▼▼▼

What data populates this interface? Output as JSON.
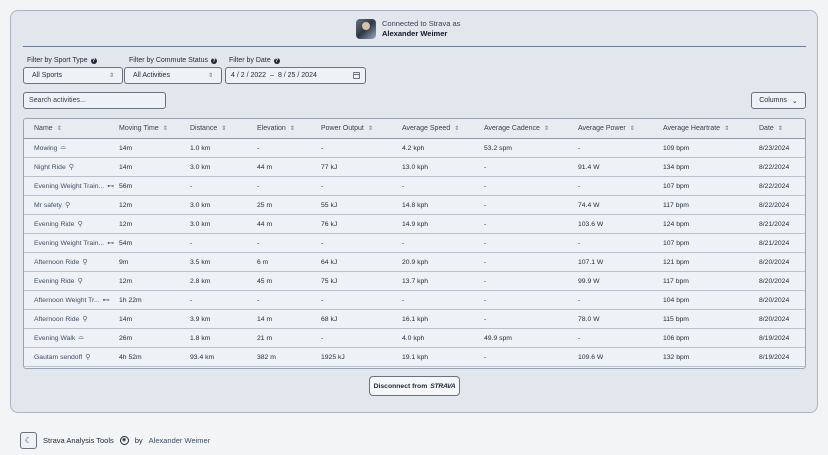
{
  "connection": {
    "status": "Connected to Strava as",
    "user": "Alexander Weimer"
  },
  "filters": {
    "sport_label": "Filter by Sport Type",
    "sport_value": "All Sports",
    "commute_label": "Filter by Commute Status",
    "commute_value": "All Activities",
    "date_label": "Filter by Date",
    "date_start": "4 / 2 / 2022",
    "date_sep": "–",
    "date_end": "8 / 25 / 2024"
  },
  "search": {
    "placeholder": "Search activities..."
  },
  "columns_button": "Columns",
  "table": {
    "headers": [
      "Name",
      "Moving Time",
      "Distance",
      "Elevation",
      "Power Output",
      "Average Speed",
      "Average Cadence",
      "Average Power",
      "Average Heartrate",
      "Date"
    ],
    "rows": [
      {
        "name": "Mowing",
        "icon": "shoe-icon",
        "time": "14m",
        "dist": "1.0 km",
        "elev": "-",
        "power": "-",
        "speed": "4.2 kph",
        "cad": "53.2 spm",
        "avgp": "-",
        "hr": "109 bpm",
        "date": "8/23/2024"
      },
      {
        "name": "Night Ride",
        "icon": "bike-icon",
        "time": "14m",
        "dist": "3.0 km",
        "elev": "44 m",
        "power": "77 kJ",
        "speed": "13.0 kph",
        "cad": "-",
        "avgp": "91.4 W",
        "hr": "134 bpm",
        "date": "8/22/2024"
      },
      {
        "name": "Evening Weight Train...",
        "icon": "dumbbell-icon",
        "time": "56m",
        "dist": "-",
        "elev": "-",
        "power": "-",
        "speed": "-",
        "cad": "-",
        "avgp": "-",
        "hr": "107 bpm",
        "date": "8/22/2024"
      },
      {
        "name": "Mr safety",
        "icon": "bike-icon",
        "time": "12m",
        "dist": "3.0 km",
        "elev": "25 m",
        "power": "55 kJ",
        "speed": "14.8 kph",
        "cad": "-",
        "avgp": "74.4 W",
        "hr": "117 bpm",
        "date": "8/22/2024"
      },
      {
        "name": "Evening Ride",
        "icon": "bike-icon",
        "time": "12m",
        "dist": "3.0 km",
        "elev": "44 m",
        "power": "76 kJ",
        "speed": "14.9 kph",
        "cad": "-",
        "avgp": "103.6 W",
        "hr": "124 bpm",
        "date": "8/21/2024"
      },
      {
        "name": "Evening Weight Train...",
        "icon": "dumbbell-icon",
        "time": "54m",
        "dist": "-",
        "elev": "-",
        "power": "-",
        "speed": "-",
        "cad": "-",
        "avgp": "-",
        "hr": "107 bpm",
        "date": "8/21/2024"
      },
      {
        "name": "Afternoon Ride",
        "icon": "bike-icon",
        "time": "9m",
        "dist": "3.5 km",
        "elev": "6 m",
        "power": "64 kJ",
        "speed": "20.9 kph",
        "cad": "-",
        "avgp": "107.1 W",
        "hr": "121 bpm",
        "date": "8/20/2024"
      },
      {
        "name": "Evening Ride",
        "icon": "bike-icon",
        "time": "12m",
        "dist": "2.8 km",
        "elev": "45 m",
        "power": "75 kJ",
        "speed": "13.7 kph",
        "cad": "-",
        "avgp": "99.9 W",
        "hr": "117 bpm",
        "date": "8/20/2024"
      },
      {
        "name": "Afternoon Weight Tr...",
        "icon": "dumbbell-icon",
        "time": "1h 22m",
        "dist": "-",
        "elev": "-",
        "power": "-",
        "speed": "-",
        "cad": "-",
        "avgp": "-",
        "hr": "104 bpm",
        "date": "8/20/2024"
      },
      {
        "name": "Afternoon Ride",
        "icon": "bike-icon",
        "time": "14m",
        "dist": "3.9 km",
        "elev": "14 m",
        "power": "68 kJ",
        "speed": "16.1 kph",
        "cad": "-",
        "avgp": "78.0 W",
        "hr": "115 bpm",
        "date": "8/20/2024"
      },
      {
        "name": "Evening Walk",
        "icon": "shoe-icon",
        "time": "26m",
        "dist": "1.8 km",
        "elev": "21 m",
        "power": "-",
        "speed": "4.0 kph",
        "cad": "49.9 spm",
        "avgp": "-",
        "hr": "106 bpm",
        "date": "8/19/2024"
      },
      {
        "name": "Gautam sendoff",
        "icon": "bike-icon",
        "time": "4h 52m",
        "dist": "93.4 km",
        "elev": "382 m",
        "power": "1925 kJ",
        "speed": "19.1 kph",
        "cad": "-",
        "avgp": "109.6 W",
        "hr": "132 bpm",
        "date": "8/19/2024"
      }
    ]
  },
  "disconnect": {
    "label": "Disconnect from",
    "brand": "STRAVA"
  },
  "footer": {
    "app": "Strava Analysis Tools",
    "by": "by",
    "author": "Alexander Weimer"
  }
}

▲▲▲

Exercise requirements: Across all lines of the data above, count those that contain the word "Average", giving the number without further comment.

Exercise solution: 4